Published by Geoff Harrison | 9 October 2023
This section is about the last bastion to exclude any admission made by an accused and applies if the admission is unfair to be admitted into evidence. This section generally relates to how the admission was obtained eg. coercion or intoxication. Section 90 of the Evidence Act 1995 ('the Act') as noted by Beech-Jones CJ at CL in DPP v Sullivan at , s90 relates not to the truth of admission but to the potential unfairness of its admission into evidence:
...it focused on the alleged unreliability of all or some of the admissions made about the altercation on the basis that the relevant answers did not involve the Respondent conveying an actual recollection but only involved him speculating or hypothesising about the altercation
The history of this section was discussed in Em v The Queen by Gleeson CJ and Heydon J at :
The origins of s 90 lie in the Australian Law Reform Commission's Report on Evidence. In the Bill annexed to the Commission's Interim Report, there were clauses corresponding broadly to ss 84, 85 and 138. There was no clause corresponding to the common law discretion, discussed in R v Lee, to exclude otherwise admissible confessions on the ground that it would be unfair to use them in evidence against the accused. The Report said:
"Several commentators made the point that the Lee discretion has been used to deal with the situation where the accused has chosen to speak to the police but on the basis of assumptions that were incorrect, whether because of untrue representations or for other reasons. The [proposed equivalent to s 85] does not deal with that situation.

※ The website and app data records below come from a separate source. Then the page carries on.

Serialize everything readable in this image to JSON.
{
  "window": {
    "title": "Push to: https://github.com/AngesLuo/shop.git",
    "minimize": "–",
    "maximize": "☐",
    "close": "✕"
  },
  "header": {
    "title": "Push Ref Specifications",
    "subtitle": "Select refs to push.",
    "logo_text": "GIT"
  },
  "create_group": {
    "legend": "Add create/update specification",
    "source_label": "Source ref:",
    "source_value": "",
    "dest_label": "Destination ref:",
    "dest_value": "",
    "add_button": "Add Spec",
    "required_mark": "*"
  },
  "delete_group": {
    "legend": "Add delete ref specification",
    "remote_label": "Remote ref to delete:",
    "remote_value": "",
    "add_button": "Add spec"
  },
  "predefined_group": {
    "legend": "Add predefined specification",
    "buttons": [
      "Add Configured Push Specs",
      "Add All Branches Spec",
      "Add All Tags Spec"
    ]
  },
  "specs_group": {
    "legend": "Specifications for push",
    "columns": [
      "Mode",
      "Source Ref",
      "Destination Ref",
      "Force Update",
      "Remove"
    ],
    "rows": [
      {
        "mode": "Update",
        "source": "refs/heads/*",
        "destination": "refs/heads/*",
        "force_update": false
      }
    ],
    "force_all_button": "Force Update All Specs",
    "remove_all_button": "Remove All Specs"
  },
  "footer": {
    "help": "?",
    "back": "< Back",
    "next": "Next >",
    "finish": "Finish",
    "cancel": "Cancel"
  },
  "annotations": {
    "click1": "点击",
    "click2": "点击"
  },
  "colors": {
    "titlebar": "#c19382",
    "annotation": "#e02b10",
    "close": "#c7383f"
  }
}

It is concerned with circumstances affecting the truth of the admissions, not the choice whether or not to make the admission. The interim proposals included a discretion enabling the judge to exclude evidence obtained illegally or improperly. That discretion is capable of dealing with the matter but not in the way that the Lee discretion does. The Lee discretion focusses on the question whether it would be unfair to the accused to admit the evidence. The discretion to exclude illegally or improperly obtained evidence requires a balancing of public interests. It would, therefore, be less effective than the Lee discretion in the situation where the confession was obtained because the accused proceeded on a false assumption. There is a need for a discretion to enable the trial judge to exclude evidence of admissions that were obtained in such a way that it would be unfair to admit the evidence against the accused who made them. Such a discretion should be added to the proposal."
The draft Bill annexed to the Report contained a clause 79, which is similar but not identical to s 90. The Report said: "This clause enacts an exclusionary discretion similar to that known as ... 'the Lee discretion' in existing law." The appellant did not contend that the common law and s 90 were identical, but said that they had considerable similarities, and that the common law was of some assistance in applying s 90. The appellant submitted that the primary focus of s 90 was on any incorrect assumptions made by accused persons and the reasons why they made them. The appellant submitted that the purpose of the corresponding common law discretion was "to protect the rights and privileges of the accused person." Among those rights and privileges is an entitlement to remain silent (statute apart) when questioned by police officers, and hence "the accused's freedom to choose to speak to the police", and a relevant issue is "the extent to which that freedom has been impugned."
Public Defenders - Excluding Evidence of Admissions by Dina Yehia SC, 2010
EVIDENCE ACT 1995 - SECT 90
Discretion to exclude admissions
In a criminal proceeding, the court may refuse to admit evidence of an admission, or refuse to admit the evidence to prove a particular fact, if--
(a) the evidence is adduced by the prosecution, and
(b) having regard to the circumstances in which the admission was made, it would be unfair to a defendant to use the evidence.
Note : Part 3.11 contains other exclusionary discretions that are applicable to admissions.